Trees lend a quaint and charming aura to everything they surround. It comes as no wonder then that people love planting trees near their houses. In addition to the beauty of your landscape, trees near houses are natural energy savers.
Trees and shrubs can also act as wind tunnels, directing the breeze into your house, keeping it cool. When they are planted to provide shade to your air conditioning condensers, their efficiency increases giving long-term benefits.
With strategic planning, you can plant deciduous trees in sunny patches to shield your house from the harsh summer sun while allowing the warm winter sunlight to enter. Trees also provide privacy from neighbors and reduce noise from surroundings.
With all these benefits, it can be tempting to dig out your gardening tools and start planting, but it is vital to research and plan all aspects of this project before you start. Selecting the wrong tree or planting at the wrong distance can cause considerable damage to your property in the future. Use the services of expert arborists in your area to make informed decisions about your landscape.
The little baby trees and shrubs that you plant around your house will soon grow big and tall with strong roots that you need to prepare for. Here are some risks that you should take into account before jumping in:
Risks of Planting Trees Near Houses
Roots, even when they are young, are constantly on the lookout for water and nutrients in the soil. They move and extend into the ground causing disturbances in the soil.
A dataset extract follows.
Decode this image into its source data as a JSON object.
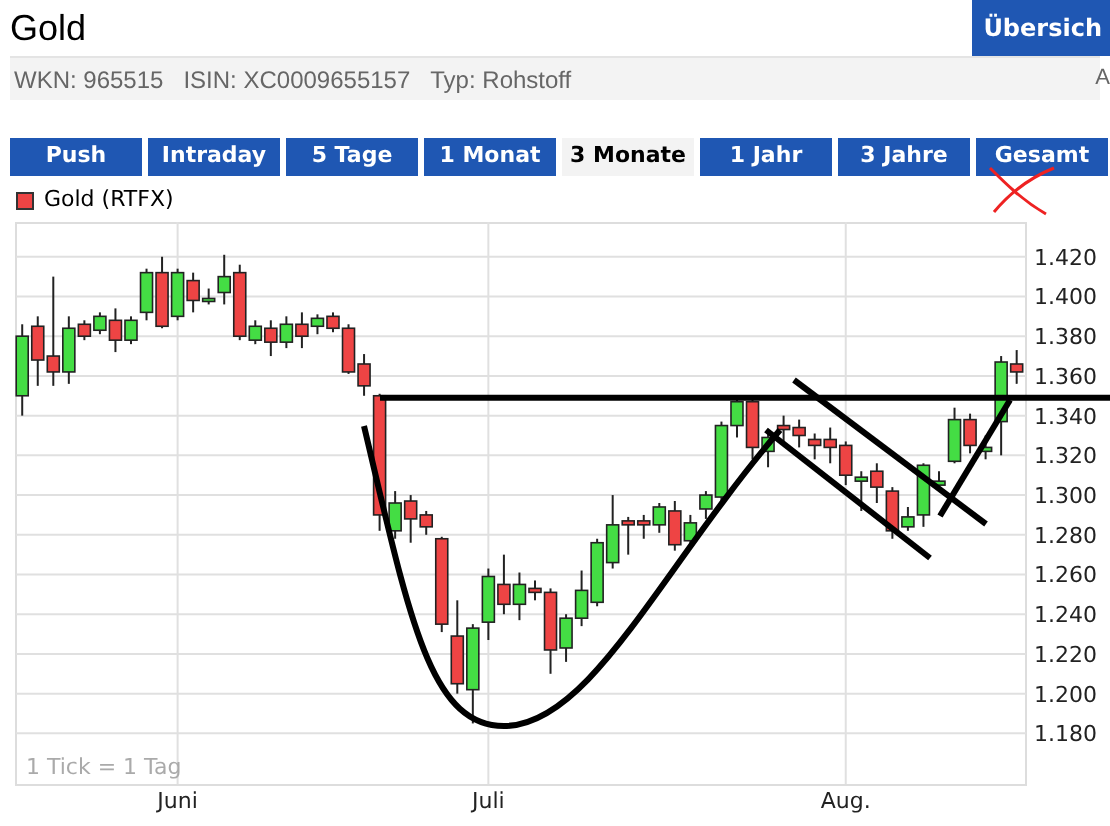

The impact of these disturbances depends on the type of soil in which the tree is planted.
Soil that mainly consists of loose dirt and pebbles merely shifts when the roots extend, allowing them to move inside freely. Soil that is composed mainly of clay, for example, tend to compact under pressure. So when the roots move, this type of soil becomes denser.
Weather conditions also influence the effect trees have on clay soil. In heavy rains, roots may expand as they absorb water and in droughts, roots may shrink as the soil dries up. Both these situations can damage the structural integrity of the soil.
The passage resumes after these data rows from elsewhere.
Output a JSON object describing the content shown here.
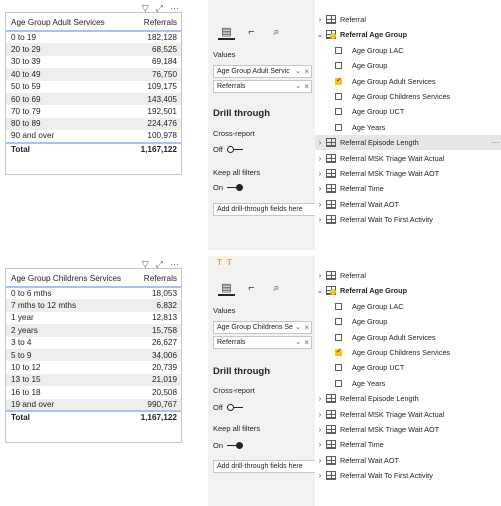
{
  "visual_icons": {
    "filter": "filter-icon",
    "focus": "focus-mode-icon",
    "more": "more-options-icon"
  },
  "adult": {
    "table": {
      "headers": [
        "Age Group Adult Services",
        "Referrals"
      ],
      "rows": [
        [
          "0 to 19",
          "182,128"
        ],
        [
          "20 to 29",
          "68,525"
        ],
        [
          "30 to 39",
          "69,184"
        ],
        [
          "40 to 49",
          "76,750"
        ],
        [
          "50 to 59",
          "109,175"
        ],
        [
          "60 to 69",
          "143,405"
        ],
        [
          "70 to 79",
          "192,501"
        ],
        [
          "80 to 89",
          "224,476"
        ],
        [
          "90 and over",
          "100,978"
        ]
      ],
      "total": [
        "Total",
        "1,167,122"
      ]
    },
    "pane": {
      "values_label": "Values",
      "wells": [
        "Age Group Adult Servic",
        "Referrals"
      ],
      "drill_title": "Drill through",
      "cross_report_label": "Cross-report",
      "cross_report_state": "Off",
      "keep_filters_label": "Keep all filters",
      "keep_filters_state": "On",
      "add_fields": "Add drill-through fields here"
    },
    "fields": {
      "referral": "Referral",
      "group": "Referral Age Group",
      "children": [
        {
          "label": "Age Group LAC",
          "checked": false
        },
        {
          "label": "Age Group",
          "checked": false
        },
        {
          "label": "Age Group Adult Services",
          "checked": true
        },
        {
          "label": "Age Group Childrens Services",
          "checked": false
        },
        {
          "label": "Age Group UCT",
          "checked": false
        },
        {
          "label": "Age Years",
          "checked": false
        }
      ],
      "after": [
        "Referral Episode Length",
        "Referral MSK Triage Wait Actual",
        "Referral MSK Triage Wait AOT",
        "Referral Time",
        "Referral Wait AOT",
        "Referral Wait To First Activity"
      ]
    }
  },
  "child": {
    "table": {
      "headers": [
        "Age Group Childrens Services",
        "Referrals"
      ],
      "rows": [
        [
          "0 to 6 mths",
          "18,053"
        ],
        [
          "7 mths to 12 mths",
          "6,832"
        ],
        [
          "1 year",
          "12,813"
        ],
        [
          "2 years",
          "15,758"
        ],
        [
          "3 to 4",
          "26,627"
        ],
        [
          "5 to 9",
          "34,006"
        ],
        [
          "10 to 12",
          "20,739"
        ],
        [
          "13 to 15",
          "21,019"
        ],
        [
          "16 to 18",
          "20,508"
        ],
        [
          "19 and over",
          "990,767"
        ]
      ],
      "total": [
        "Total",
        "1,167,122"
      ]
    },
    "pane": {
      "values_label": "Values",
      "wells": [
        "Age Group Childrens Se",
        "Referrals"
      ],
      "drill_title": "Drill through",
      "cross_report_label": "Cross-report",
      "cross_report_state": "Off",
      "keep_filters_label": "Keep all filters",
      "keep_filters_state": "On",
      "add_fields": "Add drill-through fields here"
    },
    "fields": {
      "referral": "Referral",
      "group": "Referral Age Group",
      "children": [
        {
          "label": "Age Group LAC",
          "checked": false
        },
        {
          "label": "Age Group",
          "checked": false
        },
        {
          "label": "Age Group Adult Services",
          "checked": false
        },
        {
          "label": "Age Group Childrens Services",
          "checked": true
        },
        {
          "label": "Age Group UCT",
          "checked": false
        },
        {
          "label": "Age Years",
          "checked": false
        }
      ],
      "after": [
        "Referral Episode Length",
        "Referral MSK Triage Wait Actual",
        "Referral MSK Triage Wait AOT",
        "Referral Time",
        "Referral Wait AOT",
        "Referral Wait To First Activity"
      ]
    }
  }
}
Concrete is a popular building material owing to its long life, versatility, and affordability. However, when concrete settles in the ground, it causes the surface to become dangerous and uneven. These surfaces are more likely to shift and crack which may affect the overall structure of your home. In extreme cases, support beams may shift, walls may sink or crack, and ceilings may become uneven.
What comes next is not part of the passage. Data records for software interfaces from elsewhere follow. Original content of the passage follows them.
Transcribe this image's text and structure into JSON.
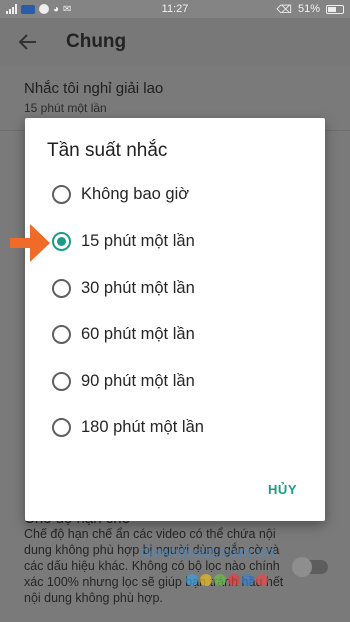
{
  "statusbar": {
    "time": "11:27",
    "battery": "51%",
    "left_icons": [
      "signal-icon",
      "carrier-icon",
      "messenger-icon",
      "wifi-icon",
      "message-icon"
    ],
    "right_icons": [
      "silent-icon",
      "battery-icon"
    ]
  },
  "toolbar": {
    "title": "Chung",
    "back_icon": "arrow-back-icon"
  },
  "settings": {
    "remind_break": {
      "title": "Nhắc tôi nghỉ giải lao",
      "value": "15 phút một lần"
    },
    "restricted_mode": {
      "title": "Chế độ hạn chế",
      "description": "Chế độ hạn chế ẩn các video có thể chứa nội dung không phù hợp bị người dùng gắn cờ và các dấu hiệu khác. Không có bộ lọc nào chính xác 100% nhưng lọc sẽ giúp bạn tránh hầu hết nội dung không phù hợp.",
      "enabled": false
    }
  },
  "dialog": {
    "title": "Tần suất nhắc",
    "options": [
      {
        "label": "Không bao giờ",
        "selected": false
      },
      {
        "label": "15 phút một lần",
        "selected": true
      },
      {
        "label": "30 phút một lần",
        "selected": false
      },
      {
        "label": "60 phút một lần",
        "selected": false
      },
      {
        "label": "90 phút một lần",
        "selected": false
      },
      {
        "label": "180 phút một lần",
        "selected": false
      }
    ],
    "cancel_label": "HỦY"
  },
  "watermark": {
    "text": "download.com.vn"
  },
  "colors": {
    "accent": "#1a9c8a",
    "arrow": "#f06a28",
    "scrim": "#7a7a7a"
  }
}
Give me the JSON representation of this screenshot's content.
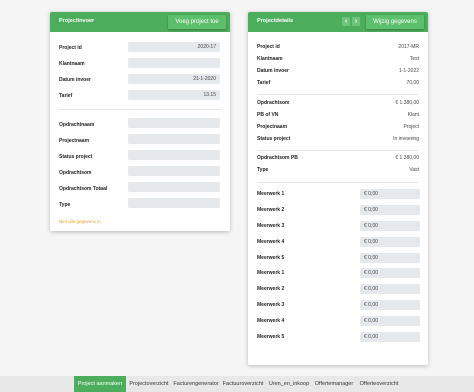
{
  "left_card": {
    "title": "Projectinvoer",
    "add_button": "Voeg project toe",
    "fields": [
      {
        "label": "Project id",
        "value": "2020-17"
      },
      {
        "label": "Klantnaam",
        "value": ""
      },
      {
        "label": "Datum invoer",
        "value": "21-1-2020"
      },
      {
        "label": "Tarief",
        "value": "13.15"
      }
    ],
    "fields2": [
      {
        "label": "Opdrachtnaam",
        "value": ""
      },
      {
        "label": "Projectnaam",
        "value": ""
      },
      {
        "label": "Status project",
        "value": ""
      },
      {
        "label": "Opdrachtsom",
        "value": ""
      },
      {
        "label": "Opdrachtsom Totaal",
        "value": ""
      },
      {
        "label": "Type",
        "value": ""
      }
    ],
    "warning": "Niet alle gegevens in"
  },
  "right_card": {
    "title": "Projectdetails",
    "prev_icon": "chevron-left-icon",
    "next_icon": "chevron-right-icon",
    "edit_button": "Wijzig gegevens",
    "details": [
      {
        "label": "Project id",
        "value": "2017-MR"
      },
      {
        "label": "Klantnaam",
        "value": "Test"
      },
      {
        "label": "Datum invoer",
        "value": "1-1-2022"
      },
      {
        "label": "Tarief",
        "value": "70,00"
      }
    ],
    "details2": [
      {
        "label": "Opdrachtsom",
        "value": "€ 1.380,00"
      },
      {
        "label": "PB of VN",
        "value": "Klant"
      },
      {
        "label": "Projectnaam",
        "value": "Project"
      },
      {
        "label": "Status project",
        "value": "In invoering"
      }
    ],
    "details3": [
      {
        "label": "Opdrachtsom PB",
        "value": "€ 1.380,00"
      },
      {
        "label": "Type",
        "value": "Vast"
      }
    ],
    "meerwerk": [
      {
        "label": "Meerwerk 1",
        "value": "€ 0,00"
      },
      {
        "label": "Meerwerk 2",
        "value": "€ 0,00"
      },
      {
        "label": "Meerwerk 3",
        "value": "€ 0,00"
      },
      {
        "label": "Meerwerk 4",
        "value": "€ 0,00"
      },
      {
        "label": "Meerwerk 5",
        "value": "€ 0,00"
      },
      {
        "label": "Meerwerk 1",
        "value": "€ 0,00"
      },
      {
        "label": "Meerwerk 2",
        "value": "€ 0,00"
      },
      {
        "label": "Meerwerk 3",
        "value": "€ 0,00"
      },
      {
        "label": "Meerwerk 4",
        "value": "€ 0,00"
      },
      {
        "label": "Meerwerk 5",
        "value": "€ 0,00"
      }
    ]
  },
  "tabs": [
    {
      "label": "Project aanmaken",
      "active": true
    },
    {
      "label": "Projectoverzicht",
      "active": false
    },
    {
      "label": "Facturengenerator",
      "active": false
    },
    {
      "label": "Factuuroverzicht",
      "active": false
    },
    {
      "label": "Uren_en_inkoop",
      "active": false
    },
    {
      "label": "Offertemanager",
      "active": false
    },
    {
      "label": "Offerteoverzicht",
      "active": false
    }
  ],
  "colors": {
    "accent": "#4cae5c",
    "warning": "#f0a020",
    "field_bg": "#e5e8ec"
  }
}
Large trees near houses can cause concrete structures to become imbalanced due to their powerful roots. Roots can also leach water from the soil under the foundation, causing the structure to settle and sink unevenly. Although trees are rarely the direct cause of concrete settlement, roots can penetrate a building’s foundation through pre-existing cracks.
Even if the trees had nothing to do with the concrete settlement, homeowners and insurance companies routinely fault them for the damage.
Trees near houses are potential fire hazards, providing easy access for flames to enter houses through vents.
Roots of trees can potentially penetrate leaking underground drainage pipes. This leaking water in drainage or sanitary pipes can encourage root growth in the direction of the leak, eventually obstructing water flow.
Trees too close to your house could damage your house due to falling branches and, in some cases, toppling trees.
Safely Planting Trees Near Houses
Choosing the correct type of tree for your landscape is essential. Trees that frequently drop messy fruits or seed pods can give a dirty appearance to your house. Trees susceptible to wind breakage should be planted far from the house to avoid any damage by falling trees or branches. In general, trees that are native to your area have a better chance of withstanding insect infestations and any weather conditions it may face. Keep these situations in mind when you decide what you plant near your house.
The root spread of a tree is an important factor in deciding if a tree is right for you. It is a common misconception that a tree can develop roots as wide as it is tall. In reality, they can grow up to two or three times the tree’s height. If your yard cannot make space for the matured tree roots, you might want to choose a smaller tree.
Another thing to consider is the rooting tendencies of the tree. Trees like willows and elms have aggressive root tendencies, spreading their roots as far as they need to find water. This type of tree is notorious for infiltrating plumbing systems and damaging foundations. They should generally be avoided. Instead, trees like oaks and sugar maples that have slower rooting tendencies should be considered.
Large trees make tall houses look more dignified but make small houses look smaller. Medium or small trees make both tall and small houses look bigger. Visualize how you want your landscape to look after the trees mature when selecting the right trees for you.
The rule of thumb is that large trees, over 70 feet tall, should be planted at least 20 feet from the house, medium-sized trees — up to 70 feet tall — should be planted 15 feet from the house, and small trees — under 30 feet tall — should be planted 8 to 10 feet from the house.
Trees near houses look beautiful but come with a lot of risks. Improperly planted trees could damage your plumbing, driveway, roofing, and the overall structural integrity of your house. Thorough knowledge and planning of every aspect of this project are crucial before taking any action. And after all of this, it is important to take proper care of your trees to keep them healthy and safe.
Ask a reliable tree service to help you avoid any hazards that you might have missed.